**WHAT IS NEEDED:** An exact copy of every entry is needed, without any of the pictures.

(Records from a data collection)
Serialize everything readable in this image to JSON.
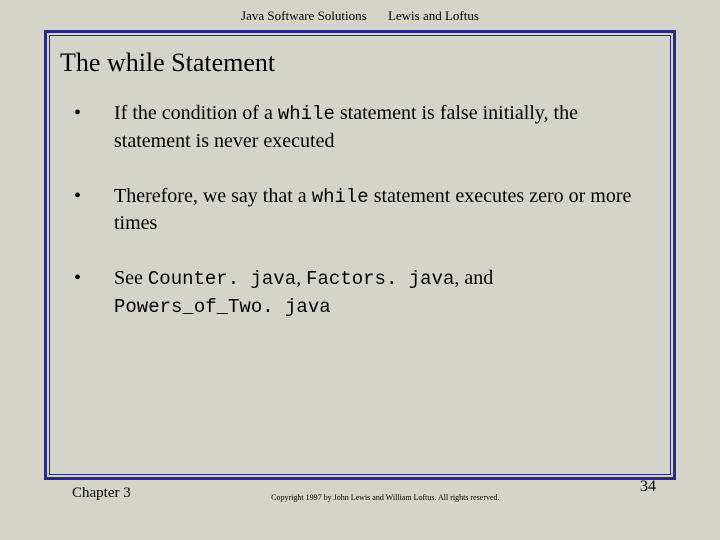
{
  "header": {
    "book_title": "Java Software Solutions",
    "authors": "Lewis and Loftus"
  },
  "slide": {
    "title": "The while Statement",
    "bullets": [
      {
        "pre": "If the condition of a ",
        "code1": "while",
        "mid": " statement is false initially, the statement is never executed",
        "code2": "",
        "code3": "",
        "tail": ""
      },
      {
        "pre": "Therefore, we say that a ",
        "code1": "while",
        "mid": " statement executes zero or more times",
        "code2": "",
        "code3": "",
        "tail": ""
      },
      {
        "pre": "See ",
        "code1": "Counter. java",
        "mid": ", ",
        "code2": "Factors. java",
        "mid2": ", and ",
        "code3": "Powers_of_Two. java",
        "tail": ""
      }
    ]
  },
  "footer": {
    "chapter": "Chapter 3",
    "copyright": "Copyright 1997 by John Lewis and William Loftus. All rights reserved.",
    "page_number": "34"
  }
}
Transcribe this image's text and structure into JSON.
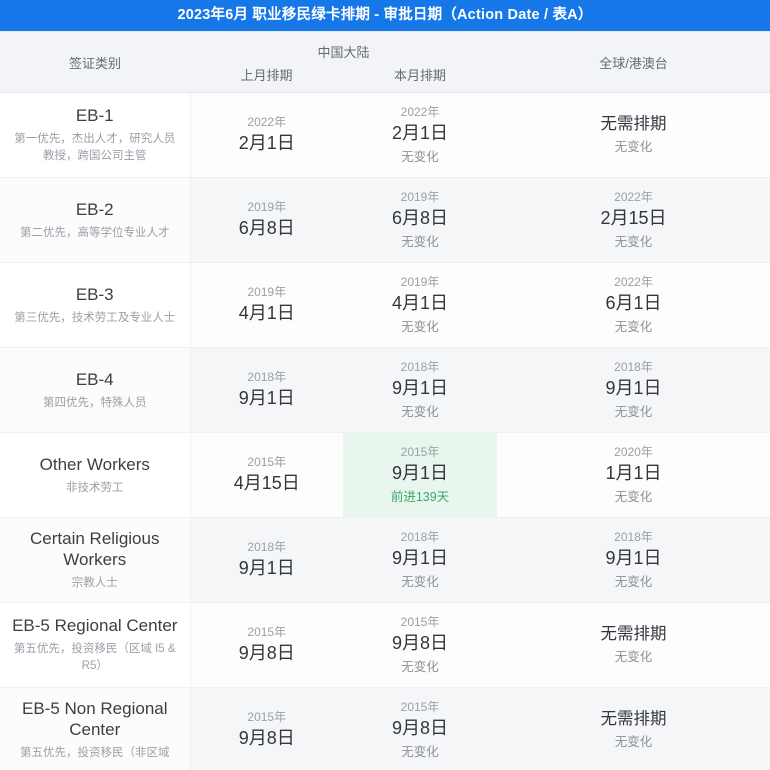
{
  "title": "2023年6月 职业移民绿卡排期 - 审批日期（Action Date / 表A）",
  "header": {
    "category": "签证类别",
    "china_group": "中国大陆",
    "prev_month": "上月排期",
    "this_month": "本月排期",
    "worldwide": "全球/港澳台"
  },
  "colors": {
    "banner": "#1677e8",
    "highlight_bg": "#e9f6ee",
    "advance_text": "#3aa869",
    "header_bg": "#f2f4f7",
    "alt_row_bg": "#f5f6f7"
  },
  "rows": [
    {
      "category": "EB-1",
      "desc": "第一优先，杰出人才，研究人员教授，跨国公司主管",
      "prev": {
        "year": "2022年",
        "date": "2月1日",
        "change": ""
      },
      "curr": {
        "year": "2022年",
        "date": "2月1日",
        "change": "无变化",
        "highlight": false
      },
      "world": {
        "year": "",
        "date": "无需排期",
        "change": "无变化"
      }
    },
    {
      "category": "EB-2",
      "desc": "第二优先，高等学位专业人才",
      "prev": {
        "year": "2019年",
        "date": "6月8日",
        "change": ""
      },
      "curr": {
        "year": "2019年",
        "date": "6月8日",
        "change": "无变化",
        "highlight": false
      },
      "world": {
        "year": "2022年",
        "date": "2月15日",
        "change": "无变化"
      }
    },
    {
      "category": "EB-3",
      "desc": "第三优先，技术劳工及专业人士",
      "prev": {
        "year": "2019年",
        "date": "4月1日",
        "change": ""
      },
      "curr": {
        "year": "2019年",
        "date": "4月1日",
        "change": "无变化",
        "highlight": false
      },
      "world": {
        "year": "2022年",
        "date": "6月1日",
        "change": "无变化"
      }
    },
    {
      "category": "EB-4",
      "desc": "第四优先，特殊人员",
      "prev": {
        "year": "2018年",
        "date": "9月1日",
        "change": ""
      },
      "curr": {
        "year": "2018年",
        "date": "9月1日",
        "change": "无变化",
        "highlight": false
      },
      "world": {
        "year": "2018年",
        "date": "9月1日",
        "change": "无变化"
      }
    },
    {
      "category": "Other Workers",
      "desc": "非技术劳工",
      "prev": {
        "year": "2015年",
        "date": "4月15日",
        "change": ""
      },
      "curr": {
        "year": "2015年",
        "date": "9月1日",
        "change": "前进139天",
        "highlight": true,
        "advance": true
      },
      "world": {
        "year": "2020年",
        "date": "1月1日",
        "change": "无变化"
      }
    },
    {
      "category": "Certain Religious Workers",
      "desc": "宗教人士",
      "prev": {
        "year": "2018年",
        "date": "9月1日",
        "change": ""
      },
      "curr": {
        "year": "2018年",
        "date": "9月1日",
        "change": "无变化",
        "highlight": false
      },
      "world": {
        "year": "2018年",
        "date": "9月1日",
        "change": "无变化"
      }
    },
    {
      "category": "EB-5 Regional Center",
      "desc": "第五优先，投资移民（区域 I5 & R5）",
      "prev": {
        "year": "2015年",
        "date": "9月8日",
        "change": ""
      },
      "curr": {
        "year": "2015年",
        "date": "9月8日",
        "change": "无变化",
        "highlight": false
      },
      "world": {
        "year": "",
        "date": "无需排期",
        "change": "无变化"
      }
    },
    {
      "category": "EB-5 Non Regional Center",
      "desc": "第五优先，投资移民（非区域",
      "prev": {
        "year": "2015年",
        "date": "9月8日",
        "change": ""
      },
      "curr": {
        "year": "2015年",
        "date": "9月8日",
        "change": "无变化",
        "highlight": false
      },
      "world": {
        "year": "",
        "date": "无需排期",
        "change": "无变化"
      }
    }
  ]
}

**RESULT OF THIS TASK:**
Serialize everything readable in this image to JSON.
{
  "header": {
    "book_title": "Java Software Solutions",
    "authors": "Lewis and Loftus"
  },
  "slide": {
    "title": "The while Statement",
    "bullets": [
      {
        "pre": "If the condition of a ",
        "code1": "while",
        "mid": " statement is false initially, the statement is never executed",
        "code2": "",
        "code3": "",
        "tail": ""
      },
      {
        "pre": "Therefore, we say that a ",
        "code1": "while",
        "mid": " statement executes zero or more times",
        "code2": "",
        "code3": "",
        "tail": ""
      },
      {
        "pre": "See ",
        "code1": "Counter. java",
        "mid": ", ",
        "code2": "Factors. java",
        "mid2": ", and ",
        "code3": "Powers_of_Two. java",
        "tail": ""
      }
    ]
  },
  "footer": {
    "chapter": "Chapter 3",
    "copyright": "Copyright 1997 by John Lewis and William Loftus. All rights reserved.",
    "page_number": "34"
  }
}
Transcribe this image's text and structure into JSON.
{
  "title": "2023年6月 职业移民绿卡排期 - 审批日期（Action Date / 表A）",
  "header": {
    "category": "签证类别",
    "china_group": "中国大陆",
    "prev_month": "上月排期",
    "this_month": "本月排期",
    "worldwide": "全球/港澳台"
  },
  "colors": {
    "banner": "#1677e8",
    "highlight_bg": "#e9f6ee",
    "advance_text": "#3aa869",
    "header_bg": "#f2f4f7",
    "alt_row_bg": "#f5f6f7"
  },
  "rows": [
    {
      "category": "EB-1",
      "desc": "第一优先，杰出人才，研究人员教授，跨国公司主管",
      "prev": {
        "year": "2022年",
        "date": "2月1日",
        "change": ""
      },
      "curr": {
        "year": "2022年",
        "date": "2月1日",
        "change": "无变化",
        "highlight": false
      },
      "world": {
        "year": "",
        "date": "无需排期",
        "change": "无变化"
      }
    },
    {
      "category": "EB-2",
      "desc": "第二优先，高等学位专业人才",
      "prev": {
        "year": "2019年",
        "date": "6月8日",
        "change": ""
      },
      "curr": {
        "year": "2019年",
        "date": "6月8日",
        "change": "无变化",
        "highlight": false
      },
      "world": {
        "year": "2022年",
        "date": "2月15日",
        "change": "无变化"
      }
    },
    {
      "category": "EB-3",
      "desc": "第三优先，技术劳工及专业人士",
      "prev": {
        "year": "2019年",
        "date": "4月1日",
        "change": ""
      },
      "curr": {
        "year": "2019年",
        "date": "4月1日",
        "change": "无变化",
        "highlight": false
      },
      "world": {
        "year": "2022年",
        "date": "6月1日",
        "change": "无变化"
      }
    },
    {
      "category": "EB-4",
      "desc": "第四优先，特殊人员",
      "prev": {
        "year": "2018年",
        "date": "9月1日",
        "change": ""
      },
      "curr": {
        "year": "2018年",
        "date": "9月1日",
        "change": "无变化",
        "highlight": false
      },
      "world": {
        "year": "2018年",
        "date": "9月1日",
        "change": "无变化"
      }
    },
    {
      "category": "Other Workers",
      "desc": "非技术劳工",
      "prev": {
        "year": "2015年",
        "date": "4月15日",
        "change": ""
      },
      "curr": {
        "year": "2015年",
        "date": "9月1日",
        "change": "前进139天",
        "highlight": true,
        "advance": true
      },
      "world": {
        "year": "2020年",
        "date": "1月1日",
        "change": "无变化"
      }
    },
    {
      "category": "Certain Religious Workers",
      "desc": "宗教人士",
      "prev": {
        "year": "2018年",
        "date": "9月1日",
        "change": ""
      },
      "curr": {
        "year": "2018年",
        "date": "9月1日",
        "change": "无变化",
        "highlight": false
      },
      "world": {
        "year": "2018年",
        "date": "9月1日",
        "change": "无变化"
      }
    },
    {
      "category": "EB-5 Regional Center",
      "desc": "第五优先，投资移民（区域 I5 & R5）",
      "prev": {
        "year": "2015年",
        "date": "9月8日",
        "change": ""
      },
      "curr": {
        "year": "2015年",
        "date": "9月8日",
        "change": "无变化",
        "highlight": false
      },
      "world": {
        "year": "",
        "date": "无需排期",
        "change": "无变化"
      }
    },
    {
      "category": "EB-5 Non Regional Center",
      "desc": "第五优先，投资移民（非区域",
      "prev": {
        "year": "2015年",
        "date": "9月8日",
        "change": ""
      },
      "curr": {
        "year": "2015年",
        "date": "9月8日",
        "change": "无变化",
        "highlight": false
      },
      "world": {
        "year": "",
        "date": "无需排期",
        "change": "无变化"
      }
    }
  ]
}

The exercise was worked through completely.